By Tom Byrne
Issues surrounding climate change and fossil fuel security have paved the way for what would be our species’ third industrial revolution. The transition from fossil fuels to low carbon alternatives will have to happen.
These are truly exciting times, and no one enjoys watching new, emerging technologies enter the market as much as I do.
Nonetheless, I can’t escape the nagging sense that the UK may be lagging behind in the race to stay right on the cutting edge of any revolution that’s kicking off.
This feeling has been seconded by a report by the WWF and Cleantech group who assessed 38 countries over 15 indicators to rank their ability to produce and bring to market entrepreneurial, innovative start up companies.
The UK ranks 10th in the Innovation Index (not so bad you may think) but this could be so much better when you look at the countries giving us a hell of a beating.
Unsurprisingly the Nordic countries lead proceedings with Denmark (1st) Sweden (3rd) and Norway (4th) making up 3 of the top 4. These countries seem to have the perfect mix of not only producing innovative startups but also backing them with both public and private money to deliver them to market. There are lessons to be learned from these Northern Europeans who certainly seem to be leading the march in the world’s emerging industries.
Israel was the surprise package, ranking an impressive second. Although their relative economy is much smaller than many of the top 10, the low carbon entrepreneurship taking place is growing pretty astoundingly. The issue for Israeli clean tech startups appears to be the barriers stopping them from getting to market and entering the commercial arena.
The USA ranks 5th followed by Germany, Canada, South Korea, Ireland and the UK, holding down the rear spot of the top 10.
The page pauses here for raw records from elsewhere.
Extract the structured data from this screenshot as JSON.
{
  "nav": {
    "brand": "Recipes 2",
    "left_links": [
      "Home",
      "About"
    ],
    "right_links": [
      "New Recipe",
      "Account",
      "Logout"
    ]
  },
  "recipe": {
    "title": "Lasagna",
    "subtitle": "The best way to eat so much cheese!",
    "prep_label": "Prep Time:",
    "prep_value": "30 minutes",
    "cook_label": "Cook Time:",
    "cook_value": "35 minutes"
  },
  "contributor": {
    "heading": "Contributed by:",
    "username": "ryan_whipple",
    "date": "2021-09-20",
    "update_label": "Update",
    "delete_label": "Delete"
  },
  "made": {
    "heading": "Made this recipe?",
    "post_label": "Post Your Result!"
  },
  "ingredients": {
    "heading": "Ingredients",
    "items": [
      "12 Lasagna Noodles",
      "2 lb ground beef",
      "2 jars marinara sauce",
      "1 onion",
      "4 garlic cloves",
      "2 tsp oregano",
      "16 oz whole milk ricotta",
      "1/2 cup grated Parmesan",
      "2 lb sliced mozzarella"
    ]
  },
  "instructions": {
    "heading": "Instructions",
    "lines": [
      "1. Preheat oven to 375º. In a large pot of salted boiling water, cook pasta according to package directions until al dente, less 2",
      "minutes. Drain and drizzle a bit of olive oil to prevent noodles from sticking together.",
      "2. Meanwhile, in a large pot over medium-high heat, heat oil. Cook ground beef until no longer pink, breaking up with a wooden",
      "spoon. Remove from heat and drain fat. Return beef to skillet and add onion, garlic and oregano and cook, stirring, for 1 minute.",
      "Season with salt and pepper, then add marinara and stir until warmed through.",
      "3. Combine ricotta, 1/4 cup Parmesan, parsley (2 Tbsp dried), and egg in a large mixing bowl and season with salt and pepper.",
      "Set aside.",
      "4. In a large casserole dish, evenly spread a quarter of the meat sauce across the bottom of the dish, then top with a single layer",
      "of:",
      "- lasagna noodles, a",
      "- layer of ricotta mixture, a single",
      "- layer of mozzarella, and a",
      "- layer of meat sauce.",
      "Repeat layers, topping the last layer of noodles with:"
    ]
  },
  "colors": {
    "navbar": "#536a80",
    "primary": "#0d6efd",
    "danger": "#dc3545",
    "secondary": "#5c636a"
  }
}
Interestingly, the four top scoring countries have small economies, but are renowned for coming up with new ideas. The report highlights how they manage to scale up their sparks of inspiration through collaboration; compensating for modest domestic markets and inconsistent availability of finance.
According to the report, the main reason behind the UK’s slightly disappointing rank, is the apparent lack of support our clean technology start-up companies are receiving.
While some elements of UK cleantech infrastructure were praised, like our growing community energy concerns and local investment, we ranked 11th overall on the ‘clean tech innovation drivers’ list which assesses both public and private support of creating and supporting low carbon industries.
Added support for Research and Development now can prove a huge boon later. This isn’t about spinning a roulette wheel, it’s about supporting technologies that are at a proven stage and just need a little kick to take their place in the mainstream.
It’s also about getting the balance right in the way new developments are financially supported – and a lot more working together in pursuit of getting similar technologies winning over the public.
Samantha Smith, leader of WWF’s Global Climate and Energy Initiative, has the following to say on the great finance issue:
“The overwhelming majority of capital required for making the transition to a low-carbon future will come from a variety of private sources. Developing a working recipe for strengthening the flow of public-private finance towards early as well as later stage cleantech is key for countries that want to taste the economic success of cleantech.”
My view is it’s a wonderful time to invest in our own green industries, helping young entrepreneurs who are battling to make this world a more sustainable place. But with the banks reluctant to lend and the mantra of ‘austerity’ looming over both public and private, it makes you wonder where the economic stimulus to rise that table may come from. Indeed, the worry is that the coming years could see creative visionaries from below overtake us.
It seems that only time will tell if we’ll take the plunge and back our own innovative industries to be the leaders in the third industrial revolution that’s just around the corner.